zene (500-600 parts per million, ppm). The presence of Hence, I would like to see the SIIP Working Group give sug-
benzene was not even listed on the COA. I found it gestions and guidelines for minimum (but adequate) scientifically
because we test all materials for 51 solvents—for the valid testing requirements for botanical and nonbotanical materi-
exact purpose of catching contaminants not revealed on als that a DS manufacturer can use to vet a supplier’s information.
COAs. The truth is, if the supplier were to reveal this sol- Since the FDA has chosen to be vague, why can’t the industry step
vent residue on the COA at that level, nobody would buy in and provide quality testing guidance parameters for all DS
it due to its toxic nature. If it chose to honestly follow the manufactures to follow? It would certainly help to diminish the
SIDI protocol of supplied information (and it is doubtful confusion as to what might meet FDA requirements.
that it would do so then when it did not do so now), it As mentioned, next issue I will discuss the sample Botanical
would have to clean up the product to eliminate the ben- Template filled in by the SIIP Working Group and offer sugges-
zene, which would cost it money and time—2 costs it tions as to what would make the templates stronger.
doesn’t have now. I can only surmise that this economic The intent of the SIDI protocol is clearly positive and of sig-
disadvantage would keep them out of the SIDI program. nificant value for dietary supplement manufacturers. I suggest
To continue the story, I found a new supplier of that it needs a more detailed structure that is not variable and has
DIM. Two batches in the past 2 years passed solvent res- mandatory compliance if a supplier is willing to adopt it.
idue testing with no problems. Then, just recently, the
third batch showed 280 ppm of chlorobenzene, a less
toxic solvent than benzene but one that, in my opinion, Rick Liva, ND, RPh, graduated from Temple University School of Pharmacy in
doesn’t belong in a “health” supplement. It also was not 1975 and National College of Naturopathic Medicine in 1982. He is the manag-
ing physician at the Connecticut Center for Health, located in Middletown and
declared on the COA—yet, as I found out, it is routinely West Hartford. Dr Liva is a founding member of the American Association of
used in the manufacturing process to whiten the materi- Naturopathic Physicians and past president of the Connecticut Society of
al, and then the supplier doesn’t spend the required Naturopathic Physicians. As mentioned in the disclosure, he is also the presi-
time to blow it off in the drying phase. So once again, if a dent, CEO, and director of Quality Control and Quality Assurance at Vital
Nutrients, a company certified by the Natural Products Association for current
supplier chose to honestly follow the SIDI protocol of
Good Manufacturing Practices.
supplied information, it would have to clean up the
product to eliminate the benzene, which would cost it Reference
money and time—2 costs it doesn’t have now. 1. Department of Health and Human Services. US Food and Drug Administration.
§111.75 What must you do to determine whether specifications are met? Current
It should also be noted that, without the testing I Good Manufacturing Practice in Manufacturing, Packaging, Labeling, or Holding
did, neither the SIDI forms nor the FDA cGMPs would Operations for Dietary Supplements: Final Rule. College Park, MD: Food and Drug
Administration; 2007:773.
have caught either issue.
5. Some of the information that the templates ask the sup-
pliers to provide is possibly of a proprietary nature
(intellectual property), such as a method of analysis or
an extraction or production process.

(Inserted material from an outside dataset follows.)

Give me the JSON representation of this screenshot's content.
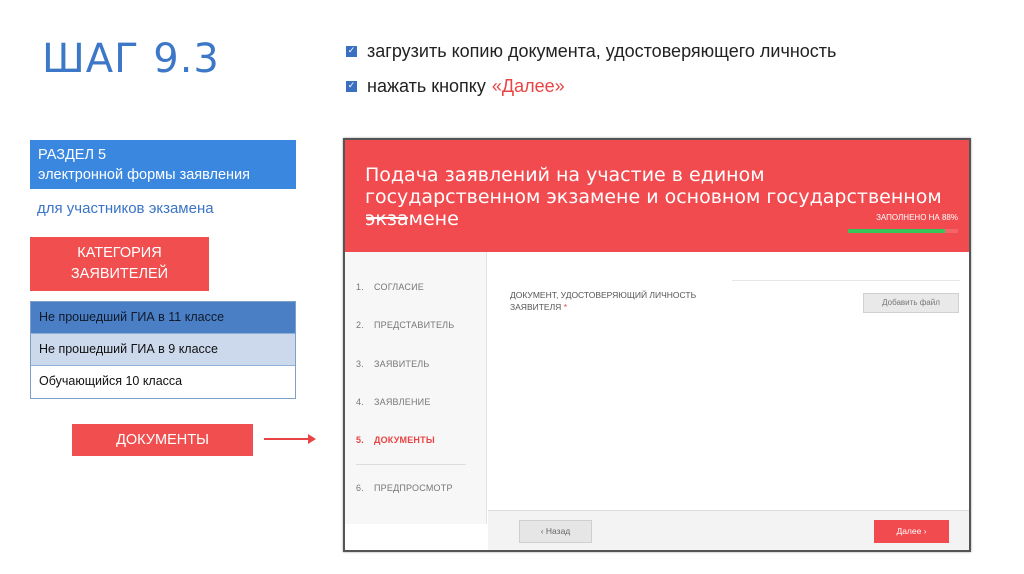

The SIDI Program’s Claimed Promises

Even with the limitations above, the SIDI program prom-
ises that

• increased standardization of any process has the poten-

tial to reduce risk of error and
• a more organized system of vendor qualification could
increase the safety and quality of products.

Liva—Quality Assurance Integrative Medicine • Vol. 9, No. 1 • Feb/Mar 2010 37